Are you in the middle of a marathoning NaNoWriMo writing session? Or just enjoying watching your Facebook friends struggle to meet some sort of almost impossible word goal for the month while you decide to purposefully not write anything in November, not even Tweet? Or maybe you’re just tired of reading about me talking about writing so often (if that’s the case, you’re reading the wrong blog, sweetheart). No matter what your situation is I have some links to share that might get you through your writing slump and back into the marathon.
Why Sara Zarr is inspired by failure
The creative process, and the creative life, is mostly full of moments between the idea and the being done, the spark and the blazing fire, the shimmering magic and the finished piece. We’re always living in the gap between our vision of what could be and what might be, and what is.
Don’t Avoid Painful Writing
We must reveal that part of ourselves that we’d rather hide. But this is the part of you we’re all longing to see.
Learn From The Greats: 7 Writing Habits of Amazing Writers

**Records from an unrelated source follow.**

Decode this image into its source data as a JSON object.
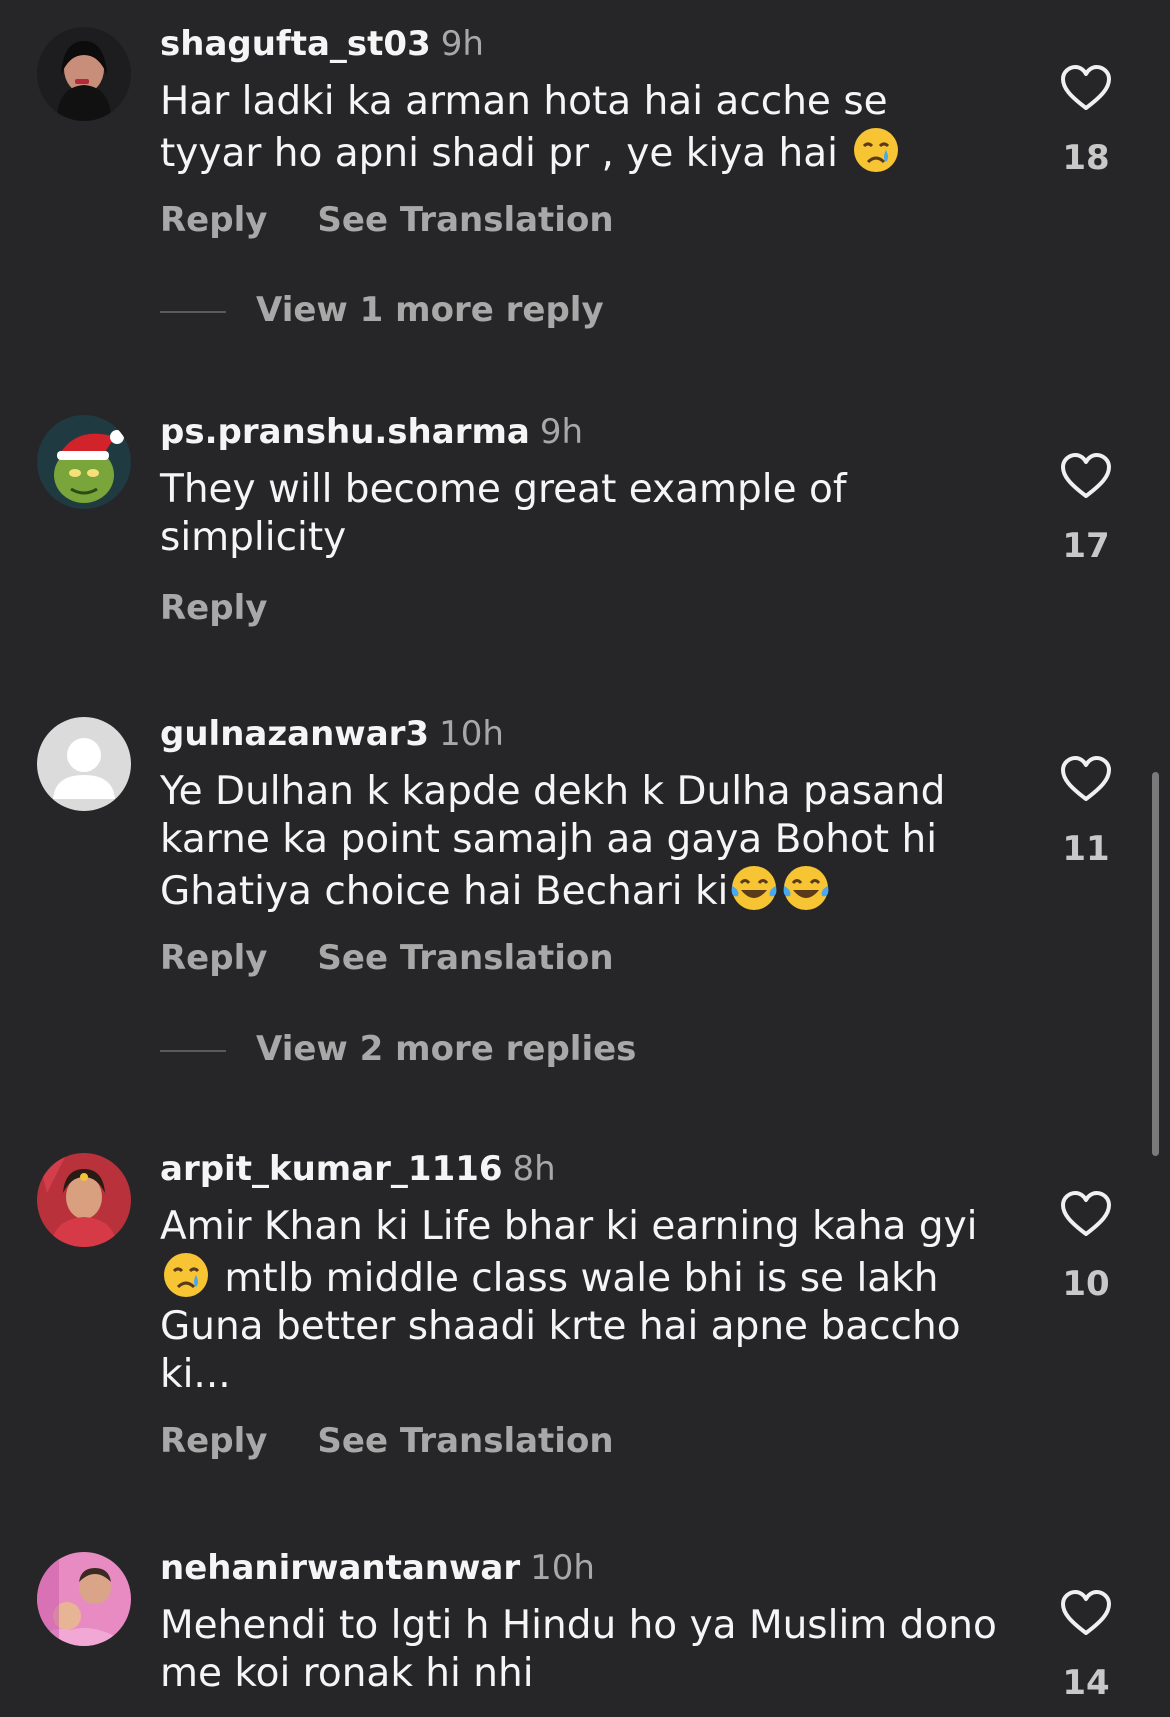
{
  "comments": [
    {
      "username": "shagufta_st03",
      "time": "9h",
      "text": "Har ladki ka arman hota hai acche se tyyar ho apni shadi pr , ye kiya hai",
      "emojis": [
        "crying-face"
      ],
      "likes": "18",
      "reply_label": "Reply",
      "translate_label": "See Translation",
      "more_replies": "View 1 more reply"
    },
    {
      "username": "ps.pranshu.sharma",
      "time": "9h",
      "text": "They will become great example of simplicity",
      "likes": "17",
      "reply_label": "Reply"
    },
    {
      "username": "gulnazanwar3",
      "time": "10h",
      "text": "Ye Dulhan k kapde dekh k Dulha pasand karne ka point samajh aa gaya Bohot hi Ghatiya choice hai Bechari ki",
      "emojis": [
        "tears-of-joy-face",
        "tears-of-joy-face"
      ],
      "likes": "11",
      "reply_label": "Reply",
      "translate_label": "See Translation",
      "more_replies": "View 2 more replies"
    },
    {
      "username": "arpit_kumar_1116",
      "time": "8h",
      "text_before_emoji": "Amir Khan ki Life bhar ki earning kaha gyi",
      "emojis": [
        "crying-face"
      ],
      "text_after_emoji": "mtlb middle class wale bhi is se lakh Guna better shaadi krte hai apne baccho ki...",
      "likes": "10",
      "reply_label": "Reply",
      "translate_label": "See Translation"
    },
    {
      "username": "nehanirwantanwar",
      "time": "10h",
      "text": "Mehendi to lgti h Hindu ho ya Muslim dono me koi ronak hi nhi",
      "likes": "14"
    }
  ],
  "colors": {
    "background": "#262628",
    "primary_text": "#f5f5f5",
    "secondary_text": "#a8a8a8"
  }
}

6. James Joyce. In the pantheon of great writers of the last century, Joyce looms large. And while more prolific writers set themselves a word or page limit, Joyce prided himself in taking his time with each sentence. A famous story has a friend asking Joyce in the street if he’d had a good day writing. Yes, Joyce replied happily. How much had he written? Three sentences, Joyce told him.

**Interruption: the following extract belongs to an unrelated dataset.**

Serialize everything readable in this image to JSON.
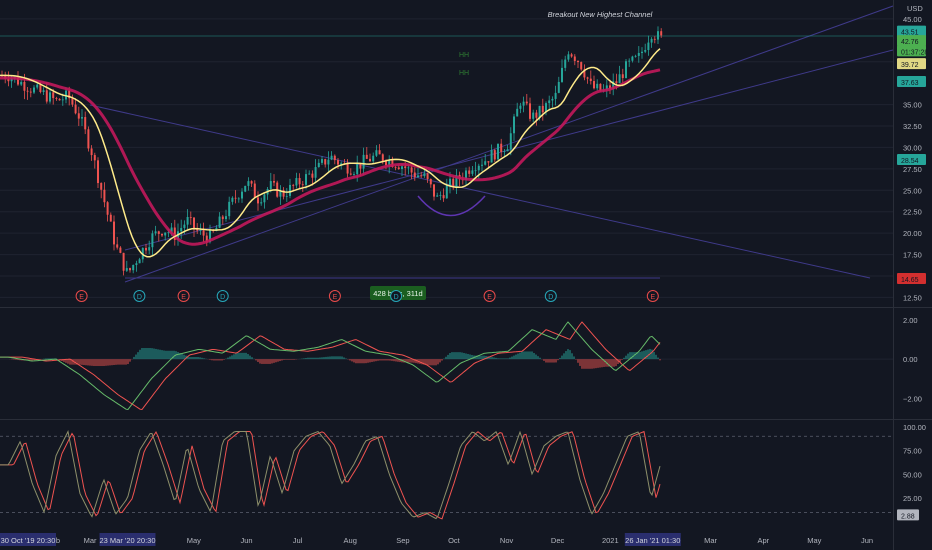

How to Flourish in Your Writing
Always have great kindness for yourself. Look over your shoulder: there is no one there. No one cares if you write. It has to come from you, from your effort. There is no hierarchy in writing; you elbow your way into the lineage by your human effort. It is democratic and should be in the declaration of independence—the right to liberty, justice, the pursuit of happiness, and writing. Only human beings write. Clouds don’t, ants don’t.